Tributes have poured in for outgoing New Zealand Prime Minister Jacinda Ardern who has announced she will step down from her position no later than early February and will not seek reelection.
Ardern’s shock announcement on Thursday that she had “no more in the tank” to continue as New Zealand’s prime minister was greeted first with surprise and then praise by fellow politicians and supporters at home and abroad.
Arden, 42, said it had been a tough five and a half years as prime minister and that she was only human and needed to now step aside.
“Politicians are human. We give all that we can, for as long as we can, and then it’s time. And for me, it’s time,” she said.

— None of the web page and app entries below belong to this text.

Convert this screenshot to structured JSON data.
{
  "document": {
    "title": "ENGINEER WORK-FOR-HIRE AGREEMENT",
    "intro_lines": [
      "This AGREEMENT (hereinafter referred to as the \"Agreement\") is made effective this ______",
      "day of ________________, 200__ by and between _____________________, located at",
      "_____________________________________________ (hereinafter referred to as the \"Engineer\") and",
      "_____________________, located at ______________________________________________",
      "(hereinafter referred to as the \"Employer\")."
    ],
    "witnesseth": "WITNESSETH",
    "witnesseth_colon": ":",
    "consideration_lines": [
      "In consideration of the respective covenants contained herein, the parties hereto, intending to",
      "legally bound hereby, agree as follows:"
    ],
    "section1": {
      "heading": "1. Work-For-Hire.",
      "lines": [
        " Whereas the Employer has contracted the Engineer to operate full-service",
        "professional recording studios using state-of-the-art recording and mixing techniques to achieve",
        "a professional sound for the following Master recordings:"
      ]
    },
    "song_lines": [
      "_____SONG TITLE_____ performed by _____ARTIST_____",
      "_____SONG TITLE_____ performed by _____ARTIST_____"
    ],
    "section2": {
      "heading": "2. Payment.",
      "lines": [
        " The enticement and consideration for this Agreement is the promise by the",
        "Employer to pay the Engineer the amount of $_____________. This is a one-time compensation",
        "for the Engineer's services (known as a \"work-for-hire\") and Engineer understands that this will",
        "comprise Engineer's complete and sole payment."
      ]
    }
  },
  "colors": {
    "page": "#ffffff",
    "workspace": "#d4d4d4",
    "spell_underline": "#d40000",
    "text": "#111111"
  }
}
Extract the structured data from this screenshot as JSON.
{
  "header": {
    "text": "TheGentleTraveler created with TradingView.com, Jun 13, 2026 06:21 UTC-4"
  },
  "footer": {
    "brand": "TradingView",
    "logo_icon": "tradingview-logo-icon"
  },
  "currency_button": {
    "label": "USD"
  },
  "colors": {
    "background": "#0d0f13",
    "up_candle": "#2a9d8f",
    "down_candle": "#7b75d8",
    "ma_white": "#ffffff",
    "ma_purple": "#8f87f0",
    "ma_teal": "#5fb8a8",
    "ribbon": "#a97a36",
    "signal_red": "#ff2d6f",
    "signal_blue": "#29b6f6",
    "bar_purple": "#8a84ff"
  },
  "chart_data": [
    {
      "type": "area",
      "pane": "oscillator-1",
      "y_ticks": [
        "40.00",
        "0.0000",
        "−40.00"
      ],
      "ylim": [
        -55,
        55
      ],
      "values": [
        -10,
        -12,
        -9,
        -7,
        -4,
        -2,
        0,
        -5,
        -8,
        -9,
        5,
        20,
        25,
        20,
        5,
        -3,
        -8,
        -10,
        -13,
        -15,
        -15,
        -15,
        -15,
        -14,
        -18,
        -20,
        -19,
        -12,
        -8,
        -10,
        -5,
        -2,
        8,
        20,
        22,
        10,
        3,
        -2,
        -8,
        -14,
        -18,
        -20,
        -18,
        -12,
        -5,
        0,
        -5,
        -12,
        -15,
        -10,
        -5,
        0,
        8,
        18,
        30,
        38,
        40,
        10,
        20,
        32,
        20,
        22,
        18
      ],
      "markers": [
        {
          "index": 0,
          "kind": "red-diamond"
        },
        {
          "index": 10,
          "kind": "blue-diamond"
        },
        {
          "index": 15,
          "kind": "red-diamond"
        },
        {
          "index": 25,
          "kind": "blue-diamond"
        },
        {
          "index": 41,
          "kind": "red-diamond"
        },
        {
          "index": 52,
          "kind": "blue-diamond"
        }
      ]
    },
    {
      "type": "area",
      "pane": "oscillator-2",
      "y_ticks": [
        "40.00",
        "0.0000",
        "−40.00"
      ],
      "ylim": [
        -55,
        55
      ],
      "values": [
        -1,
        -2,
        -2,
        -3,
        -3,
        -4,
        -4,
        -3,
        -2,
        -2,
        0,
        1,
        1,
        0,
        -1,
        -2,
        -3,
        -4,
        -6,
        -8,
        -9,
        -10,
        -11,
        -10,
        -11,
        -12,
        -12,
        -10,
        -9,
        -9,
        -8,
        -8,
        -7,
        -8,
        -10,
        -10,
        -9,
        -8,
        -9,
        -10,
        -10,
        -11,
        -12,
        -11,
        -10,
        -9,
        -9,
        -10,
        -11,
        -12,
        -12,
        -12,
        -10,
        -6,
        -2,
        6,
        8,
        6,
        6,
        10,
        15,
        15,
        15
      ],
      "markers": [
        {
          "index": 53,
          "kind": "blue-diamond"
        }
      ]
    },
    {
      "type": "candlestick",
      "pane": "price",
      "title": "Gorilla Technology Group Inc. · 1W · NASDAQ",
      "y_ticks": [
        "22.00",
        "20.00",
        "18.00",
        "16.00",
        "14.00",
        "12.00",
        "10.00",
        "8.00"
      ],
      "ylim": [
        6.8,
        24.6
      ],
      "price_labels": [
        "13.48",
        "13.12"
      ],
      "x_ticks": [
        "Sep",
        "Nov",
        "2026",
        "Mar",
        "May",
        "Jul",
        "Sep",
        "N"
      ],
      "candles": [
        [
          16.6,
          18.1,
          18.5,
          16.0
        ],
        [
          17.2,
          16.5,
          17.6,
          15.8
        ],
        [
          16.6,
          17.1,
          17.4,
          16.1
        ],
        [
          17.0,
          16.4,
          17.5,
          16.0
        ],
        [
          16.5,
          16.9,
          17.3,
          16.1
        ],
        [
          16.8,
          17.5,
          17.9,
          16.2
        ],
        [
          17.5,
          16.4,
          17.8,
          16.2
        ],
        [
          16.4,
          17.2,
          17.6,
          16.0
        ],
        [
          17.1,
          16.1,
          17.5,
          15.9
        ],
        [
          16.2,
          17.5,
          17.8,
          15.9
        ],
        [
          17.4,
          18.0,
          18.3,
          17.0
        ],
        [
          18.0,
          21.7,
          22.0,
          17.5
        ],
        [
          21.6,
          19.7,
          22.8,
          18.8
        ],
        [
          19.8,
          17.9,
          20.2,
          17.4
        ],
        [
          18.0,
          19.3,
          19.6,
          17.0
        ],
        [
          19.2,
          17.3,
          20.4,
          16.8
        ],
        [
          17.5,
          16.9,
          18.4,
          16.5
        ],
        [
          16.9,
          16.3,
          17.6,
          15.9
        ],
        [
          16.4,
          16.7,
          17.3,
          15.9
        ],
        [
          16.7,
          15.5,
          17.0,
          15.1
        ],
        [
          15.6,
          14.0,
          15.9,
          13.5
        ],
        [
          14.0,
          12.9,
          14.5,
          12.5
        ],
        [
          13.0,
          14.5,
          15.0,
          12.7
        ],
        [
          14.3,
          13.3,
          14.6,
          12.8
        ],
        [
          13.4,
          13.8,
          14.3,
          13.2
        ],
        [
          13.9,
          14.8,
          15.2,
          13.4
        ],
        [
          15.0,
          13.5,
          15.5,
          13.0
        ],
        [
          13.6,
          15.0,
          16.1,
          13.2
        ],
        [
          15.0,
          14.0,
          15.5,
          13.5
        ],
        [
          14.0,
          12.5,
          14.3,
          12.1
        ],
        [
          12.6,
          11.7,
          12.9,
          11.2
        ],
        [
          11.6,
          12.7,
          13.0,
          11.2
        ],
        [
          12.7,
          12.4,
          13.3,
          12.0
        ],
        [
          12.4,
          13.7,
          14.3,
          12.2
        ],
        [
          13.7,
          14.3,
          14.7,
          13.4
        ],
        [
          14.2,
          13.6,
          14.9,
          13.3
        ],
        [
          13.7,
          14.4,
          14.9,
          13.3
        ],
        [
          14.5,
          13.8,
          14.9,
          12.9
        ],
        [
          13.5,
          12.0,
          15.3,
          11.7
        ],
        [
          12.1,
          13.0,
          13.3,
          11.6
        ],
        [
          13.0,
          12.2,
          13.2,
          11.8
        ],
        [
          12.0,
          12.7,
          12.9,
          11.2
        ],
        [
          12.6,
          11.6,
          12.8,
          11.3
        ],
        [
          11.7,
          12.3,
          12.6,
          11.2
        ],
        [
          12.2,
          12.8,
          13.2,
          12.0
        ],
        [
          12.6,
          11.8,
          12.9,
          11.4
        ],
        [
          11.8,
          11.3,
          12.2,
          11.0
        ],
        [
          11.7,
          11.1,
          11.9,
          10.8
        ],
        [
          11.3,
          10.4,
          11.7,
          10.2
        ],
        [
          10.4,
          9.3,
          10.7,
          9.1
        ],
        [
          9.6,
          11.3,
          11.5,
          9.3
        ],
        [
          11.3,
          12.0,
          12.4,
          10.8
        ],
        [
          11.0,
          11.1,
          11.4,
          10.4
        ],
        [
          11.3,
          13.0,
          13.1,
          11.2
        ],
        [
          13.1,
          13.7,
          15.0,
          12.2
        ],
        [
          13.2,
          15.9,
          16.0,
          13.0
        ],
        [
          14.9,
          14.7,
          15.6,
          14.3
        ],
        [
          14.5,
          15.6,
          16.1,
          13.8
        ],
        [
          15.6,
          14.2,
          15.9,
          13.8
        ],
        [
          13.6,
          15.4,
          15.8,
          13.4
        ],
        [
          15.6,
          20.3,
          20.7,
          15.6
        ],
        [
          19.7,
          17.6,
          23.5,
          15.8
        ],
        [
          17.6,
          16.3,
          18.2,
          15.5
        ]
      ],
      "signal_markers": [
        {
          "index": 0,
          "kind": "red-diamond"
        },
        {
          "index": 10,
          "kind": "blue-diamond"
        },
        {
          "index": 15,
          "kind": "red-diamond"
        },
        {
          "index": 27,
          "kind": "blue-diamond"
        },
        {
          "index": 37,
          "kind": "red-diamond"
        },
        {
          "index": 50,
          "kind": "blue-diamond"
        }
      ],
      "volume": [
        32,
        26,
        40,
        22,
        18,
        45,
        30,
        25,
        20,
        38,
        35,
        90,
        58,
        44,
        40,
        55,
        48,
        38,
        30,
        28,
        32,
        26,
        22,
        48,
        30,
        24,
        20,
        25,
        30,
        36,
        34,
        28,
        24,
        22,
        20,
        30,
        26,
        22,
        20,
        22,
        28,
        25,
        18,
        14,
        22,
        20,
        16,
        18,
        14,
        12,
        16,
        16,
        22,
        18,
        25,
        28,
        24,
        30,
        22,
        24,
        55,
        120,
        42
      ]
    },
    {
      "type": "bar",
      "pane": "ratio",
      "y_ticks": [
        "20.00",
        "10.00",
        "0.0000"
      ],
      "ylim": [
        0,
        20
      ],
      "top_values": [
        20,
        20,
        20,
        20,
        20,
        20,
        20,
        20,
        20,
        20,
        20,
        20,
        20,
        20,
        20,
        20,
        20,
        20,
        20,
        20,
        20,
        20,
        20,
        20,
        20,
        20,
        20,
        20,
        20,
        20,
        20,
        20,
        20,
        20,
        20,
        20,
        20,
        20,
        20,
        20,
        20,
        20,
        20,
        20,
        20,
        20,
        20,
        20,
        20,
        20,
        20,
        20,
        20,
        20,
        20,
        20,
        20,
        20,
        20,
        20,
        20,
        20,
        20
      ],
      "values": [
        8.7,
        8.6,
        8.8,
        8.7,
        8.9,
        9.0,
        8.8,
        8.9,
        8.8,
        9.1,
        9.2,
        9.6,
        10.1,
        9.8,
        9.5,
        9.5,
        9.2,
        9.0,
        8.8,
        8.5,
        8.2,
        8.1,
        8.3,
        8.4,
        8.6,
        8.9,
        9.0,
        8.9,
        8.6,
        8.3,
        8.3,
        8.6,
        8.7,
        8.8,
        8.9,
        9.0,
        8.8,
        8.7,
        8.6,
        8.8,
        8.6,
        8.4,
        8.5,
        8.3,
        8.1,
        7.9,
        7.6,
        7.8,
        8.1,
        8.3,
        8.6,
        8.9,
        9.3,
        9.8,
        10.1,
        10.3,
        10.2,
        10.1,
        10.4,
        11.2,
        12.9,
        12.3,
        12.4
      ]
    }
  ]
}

Australian Prime Minister Anthony Albanese led the tributes from Australia’s politicians, praising Ardern for leading her country with a mix of intellect and strength.
“She has demonstrated that empathy and insight are powerful leadership qualities,” Albanese wrote on Twitter.
“Jacinda has been a fierce advocate for New Zealand, an inspiration to so many and a great friend to me.”
Jacinda Ardern has shown the world how to lead with intellect and strength.
She has demonstrated that empathy and insight are powerful leadership qualities.
Jacinda has been a fierce advocate for New Zealand, an inspiration to so many and a great friend to me. pic.twitter.com/QJ64mNCJMI
— Anthony Albanese (@AlboMP) January 19, 2023
In her resignation announcement, Ardern said she was not stepping down because the job was hard but because she believed others could do a better job.
She made a point of telling her daughter Neve that she was looking forward to being there when she started school this year and told her longtime partner Clarke Gayford that it was time they married.
“You can’t be what you can’t see,” wrote Katy Gallagher, Australia’s minister for finance, women and public service, noting that Ardern had set an example for a generation of young women who had watched her lead New Zealand with “strength, empathy and grace”.
You can’t be what you can’t see.
I’m so glad that a generation of young women have been able to watch as Jacinda Ardern has led New Zealand with strength, empathy and grace.
Wishing her and her family all the best as they embark on the next chapter.
— Katy Gallagher (@SenKatyG) January 19, 2023
“Thank you for so many things, PM Ardern, but especially for making kindness and empathy cool again,” Angela Pratt, the World Health Organization’s representative in Vietnam, wrote on Twitter.
““I hope I leave people with a belief that you can be kind, but strong, empathetic but decisive, optimistic but focused.”
Thank you for so many things, PM Ardern, but especially for making kindness and empathy cool again.
— Angela Pratt (@angepratt) January 19, 2023
Political commentator Ben Thomas said Ardern’s announcement was a huge surprise as polls still ranked her as the country’s preferred prime minister even though support for her party had fallen from the stratospheric heights seen during the 2020 election.
Thomas said there was not a clear successor.
Ardern’s initial election in 2017 made a big splash on the global stage because of her gender and youth, coining the phrase “Jacinda-mania”.
Her empathetic leadership style was cemented by her response to the mass shootings at two mosques in Christchurch in 2019 that killed 51 people and injured 40.
Ardern swiftly labelled the attacks “terrorism” and wore a hijab as she met with the Muslim community a day after the attack, telling them the whole country was “united in grief”. She promised and delivered major gun law reform within a month.
Chris Bowen, Australia’s minister for climate change and energy, said Ardern had “led her country through its hardest ever day”. “She inspired people around the world with calm, assured, progressive and robust leadership,” Bowen wrote on Twitter.
She led her country through its hardest ever day.
She inspired people around the world with calm, assured, progressive and robust leadership.
It’s been a pleasure working with Jacinda Ardern and her government. All the best for the future! pic.twitter.com/evEuhCnaUZ
— Chris Bowen (@Bowenchris) January 19, 2023
Gerald Butts, a Canadian political consultant and vice chairman of the Eurasia Group, said Ardern was leaving her post on the same terms she had led her government: “honestly, empathetically, on her own terms. Bravo on a great run”.
Ardern leaves like she led: honestly, empathetically, on her own terms. Bravo on a great run. https://t.co/oKzaAHbfYN
— Gerald Butts (@gmbutts) January 19, 2023
Ardern won praise across the political spectrum for her handling of the COVID-19 pandemic, which saw New Zealand face some of the strictest measures globally but also resulted in one of the lowest death tolls.
But her popularity has waned over the past year as inflation rose to nearly three-decade highs, the central bank aggressively increased the cash rate and crime increased.
The country has also become increasingly politically divided over issues such as a government overhaul of water infrastructure and the introduction of an agricultural emissions programme.
The ruling Labour Party’s vote for a new leader will take place on Sunday. The new party leader will be the prime minister until the next general election.
Ardern’s term as leader will conclude no later than February 7 and a general election will be held on October 14.